**AIM OF THE TASK**:
Exact reproduction of every record is required, and pictures are to be excluded.

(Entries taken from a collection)

__________

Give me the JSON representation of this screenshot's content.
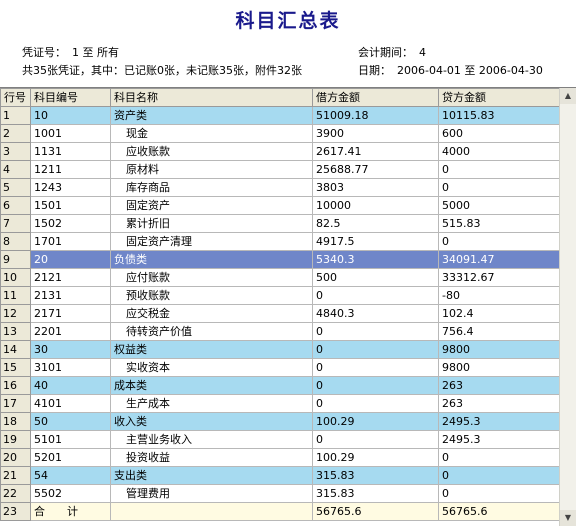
{
  "title": "科目汇总表",
  "header": {
    "voucher_label": "凭证号：",
    "voucher_value": "1 至 所有",
    "summary": "共35张凭证，其中：已记账0张，未记账35张，附件32张",
    "period_label": "会计期间：",
    "period_value": "4",
    "date_label": "日期：",
    "date_value": "2006-04-01 至 2006-04-30"
  },
  "columns": [
    "行号",
    "科目编号",
    "科目名称",
    "借方金额",
    "贷方金额"
  ],
  "rows": [
    {
      "no": "1",
      "code": "10",
      "name": "资产类",
      "debit": "51009.18",
      "credit": "10115.83",
      "type": "cat"
    },
    {
      "no": "2",
      "code": "1001",
      "name": "现金",
      "debit": "3900",
      "credit": "600",
      "type": "sub"
    },
    {
      "no": "3",
      "code": "1131",
      "name": "应收账款",
      "debit": "2617.41",
      "credit": "4000",
      "type": "sub"
    },
    {
      "no": "4",
      "code": "1211",
      "name": "原材料",
      "debit": "25688.77",
      "credit": "0",
      "type": "sub"
    },
    {
      "no": "5",
      "code": "1243",
      "name": "库存商品",
      "debit": "3803",
      "credit": "0",
      "type": "sub"
    },
    {
      "no": "6",
      "code": "1501",
      "name": "固定资产",
      "debit": "10000",
      "credit": "5000",
      "type": "sub"
    },
    {
      "no": "7",
      "code": "1502",
      "name": "累计折旧",
      "debit": "82.5",
      "credit": "515.83",
      "type": "sub"
    },
    {
      "no": "8",
      "code": "1701",
      "name": "固定资产清理",
      "debit": "4917.5",
      "credit": "0",
      "type": "sub"
    },
    {
      "no": "9",
      "code": "20",
      "name": "负债类",
      "debit": "5340.3",
      "credit": "34091.47",
      "type": "sel"
    },
    {
      "no": "10",
      "code": "2121",
      "name": "应付账款",
      "debit": "500",
      "credit": "33312.67",
      "type": "sub"
    },
    {
      "no": "11",
      "code": "2131",
      "name": "预收账款",
      "debit": "0",
      "credit": "-80",
      "type": "sub"
    },
    {
      "no": "12",
      "code": "2171",
      "name": "应交税金",
      "debit": "4840.3",
      "credit": "102.4",
      "type": "sub"
    },
    {
      "no": "13",
      "code": "2201",
      "name": "待转资产价值",
      "debit": "0",
      "credit": "756.4",
      "type": "sub"
    },
    {
      "no": "14",
      "code": "30",
      "name": "权益类",
      "debit": "0",
      "credit": "9800",
      "type": "cat"
    },
    {
      "no": "15",
      "code": "3101",
      "name": "实收资本",
      "debit": "0",
      "credit": "9800",
      "type": "sub"
    },
    {
      "no": "16",
      "code": "40",
      "name": "成本类",
      "debit": "0",
      "credit": "263",
      "type": "cat"
    },
    {
      "no": "17",
      "code": "4101",
      "name": "生产成本",
      "debit": "0",
      "credit": "263",
      "type": "sub"
    },
    {
      "no": "18",
      "code": "50",
      "name": "收入类",
      "debit": "100.29",
      "credit": "2495.3",
      "type": "cat"
    },
    {
      "no": "19",
      "code": "5101",
      "name": "主营业务收入",
      "debit": "0",
      "credit": "2495.3",
      "type": "sub"
    },
    {
      "no": "20",
      "code": "5201",
      "name": "投资收益",
      "debit": "100.29",
      "credit": "0",
      "type": "sub"
    },
    {
      "no": "21",
      "code": "54",
      "name": "支出类",
      "debit": "315.83",
      "credit": "0",
      "type": "cat"
    },
    {
      "no": "22",
      "code": "5502",
      "name": "管理费用",
      "debit": "315.83",
      "credit": "0",
      "type": "sub"
    },
    {
      "no": "23",
      "code": "合　　计",
      "name": "",
      "debit": "56765.6",
      "credit": "56765.6",
      "type": "total"
    }
  ]
}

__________

**EXERCISE RESULT**:
Give me the JSON representation of this screenshot's content.
{
  "title": "科目汇总表",
  "header": {
    "voucher_label": "凭证号：",
    "voucher_value": "1 至 所有",
    "summary": "共35张凭证，其中：已记账0张，未记账35张，附件32张",
    "period_label": "会计期间：",
    "period_value": "4",
    "date_label": "日期：",
    "date_value": "2006-04-01 至 2006-04-30"
  },
  "columns": [
    "行号",
    "科目编号",
    "科目名称",
    "借方金额",
    "贷方金额"
  ],
  "rows": [
    {
      "no": "1",
      "code": "10",
      "name": "资产类",
      "debit": "51009.18",
      "credit": "10115.83",
      "type": "cat"
    },
    {
      "no": "2",
      "code": "1001",
      "name": "现金",
      "debit": "3900",
      "credit": "600",
      "type": "sub"
    },
    {
      "no": "3",
      "code": "1131",
      "name": "应收账款",
      "debit": "2617.41",
      "credit": "4000",
      "type": "sub"
    },
    {
      "no": "4",
      "code": "1211",
      "name": "原材料",
      "debit": "25688.77",
      "credit": "0",
      "type": "sub"
    },
    {
      "no": "5",
      "code": "1243",
      "name": "库存商品",
      "debit": "3803",
      "credit": "0",
      "type": "sub"
    },
    {
      "no": "6",
      "code": "1501",
      "name": "固定资产",
      "debit": "10000",
      "credit": "5000",
      "type": "sub"
    },
    {
      "no": "7",
      "code": "1502",
      "name": "累计折旧",
      "debit": "82.5",
      "credit": "515.83",
      "type": "sub"
    },
    {
      "no": "8",
      "code": "1701",
      "name": "固定资产清理",
      "debit": "4917.5",
      "credit": "0",
      "type": "sub"
    },
    {
      "no": "9",
      "code": "20",
      "name": "负债类",
      "debit": "5340.3",
      "credit": "34091.47",
      "type": "sel"
    },
    {
      "no": "10",
      "code": "2121",
      "name": "应付账款",
      "debit": "500",
      "credit": "33312.67",
      "type": "sub"
    },
    {
      "no": "11",
      "code": "2131",
      "name": "预收账款",
      "debit": "0",
      "credit": "-80",
      "type": "sub"
    },
    {
      "no": "12",
      "code": "2171",
      "name": "应交税金",
      "debit": "4840.3",
      "credit": "102.4",
      "type": "sub"
    },
    {
      "no": "13",
      "code": "2201",
      "name": "待转资产价值",
      "debit": "0",
      "credit": "756.4",
      "type": "sub"
    },
    {
      "no": "14",
      "code": "30",
      "name": "权益类",
      "debit": "0",
      "credit": "9800",
      "type": "cat"
    },
    {
      "no": "15",
      "code": "3101",
      "name": "实收资本",
      "debit": "0",
      "credit": "9800",
      "type": "sub"
    },
    {
      "no": "16",
      "code": "40",
      "name": "成本类",
      "debit": "0",
      "credit": "263",
      "type": "cat"
    },
    {
      "no": "17",
      "code": "4101",
      "name": "生产成本",
      "debit": "0",
      "credit": "263",
      "type": "sub"
    },
    {
      "no": "18",
      "code": "50",
      "name": "收入类",
      "debit": "100.29",
      "credit": "2495.3",
      "type": "cat"
    },
    {
      "no": "19",
      "code": "5101",
      "name": "主营业务收入",
      "debit": "0",
      "credit": "2495.3",
      "type": "sub"
    },
    {
      "no": "20",
      "code": "5201",
      "name": "投资收益",
      "debit": "100.29",
      "credit": "0",
      "type": "sub"
    },
    {
      "no": "21",
      "code": "54",
      "name": "支出类",
      "debit": "315.83",
      "credit": "0",
      "type": "cat"
    },
    {
      "no": "22",
      "code": "5502",
      "name": "管理费用",
      "debit": "315.83",
      "credit": "0",
      "type": "sub"
    },
    {
      "no": "23",
      "code": "合　　计",
      "name": "",
      "debit": "56765.6",
      "credit": "56765.6",
      "type": "total"
    }
  ]
}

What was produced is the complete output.